Dear Mr. Prime Minister!
There is an escalating human rights crisis in the neighboring Ukraine. The government restricts civil liberties and does not fulfill its obligation to protect the lives and safety of its citizens. It is reported that people are disappearing from the streets and even hospitals, and later turn up badly bruised. The government is trying to drown the street movement of its citizens in blood, with the help of riot police and pro-government thugs. The death toll continues to rise. There is no doubt that both sides have resorted to brutal violence, but the Ukrainian government bears responsibility for the escalation of violence because it refused to make way for democratic change. Instead, it adopted laws that restrict freedoms and ignore the principles of democratic decision making. There is a risk that our Eastern neighbors will descend into civil war, jeopardizing human rights in the region.
The institutions and member states of the European Union, the leaders of the European Commission, the European Parliament, Germany, France, the Czech Republic, Sweden, Italy and Poland are making strong statements against violence and in support of democracy. It is obvious the international pressure is vital to a peaceful solution for the crisis. The fundamental principles, on which the European Union and the Hungarian Republic was built, are in danger in Ukraine.
The leaders of the Hungarian government remained silent. You remained silent as well.
Your silence is particularly incomprehensible for us because in 2006 you demanded international intervention against the violation of human rights in Hungary. The situation at that time was not even similar in scope to the current Ukrainian situation. However, if you thought it necessary to ask for international intervention to stop unlawful violence back then, why not now? You surely remember that in 2006 the Hungarian Civil Liberties Union had a pivotal role in advocating for the investigation and suspension of unlawful police actions. There should be no double standards.
It is time that as the head of the Hungarian government you exercise influence on Ukraine to stop autocracy and violence.
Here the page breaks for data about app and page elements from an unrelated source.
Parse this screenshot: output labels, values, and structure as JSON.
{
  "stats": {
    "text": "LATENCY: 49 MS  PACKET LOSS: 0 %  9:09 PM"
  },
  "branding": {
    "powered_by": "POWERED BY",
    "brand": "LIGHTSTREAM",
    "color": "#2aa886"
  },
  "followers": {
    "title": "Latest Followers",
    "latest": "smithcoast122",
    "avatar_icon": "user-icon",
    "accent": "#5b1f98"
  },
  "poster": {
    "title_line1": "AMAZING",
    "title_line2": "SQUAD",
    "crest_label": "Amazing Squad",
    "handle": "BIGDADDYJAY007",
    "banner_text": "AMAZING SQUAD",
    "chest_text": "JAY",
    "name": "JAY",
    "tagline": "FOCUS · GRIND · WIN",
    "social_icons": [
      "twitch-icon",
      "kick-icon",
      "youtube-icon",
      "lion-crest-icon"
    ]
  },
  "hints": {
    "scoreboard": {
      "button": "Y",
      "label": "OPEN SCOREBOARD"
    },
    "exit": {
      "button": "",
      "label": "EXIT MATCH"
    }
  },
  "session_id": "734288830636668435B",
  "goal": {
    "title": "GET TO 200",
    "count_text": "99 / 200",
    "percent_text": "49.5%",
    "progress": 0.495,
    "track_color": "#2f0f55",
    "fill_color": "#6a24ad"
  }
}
Please call on your Ukrainian colleague to give up on police terror, and to respect human rights! Offer your help to mediate talks to find a peaceful resolution of the crisis.
Stefánia Kapronczay Máté Dániel Szabó
executive director director of programs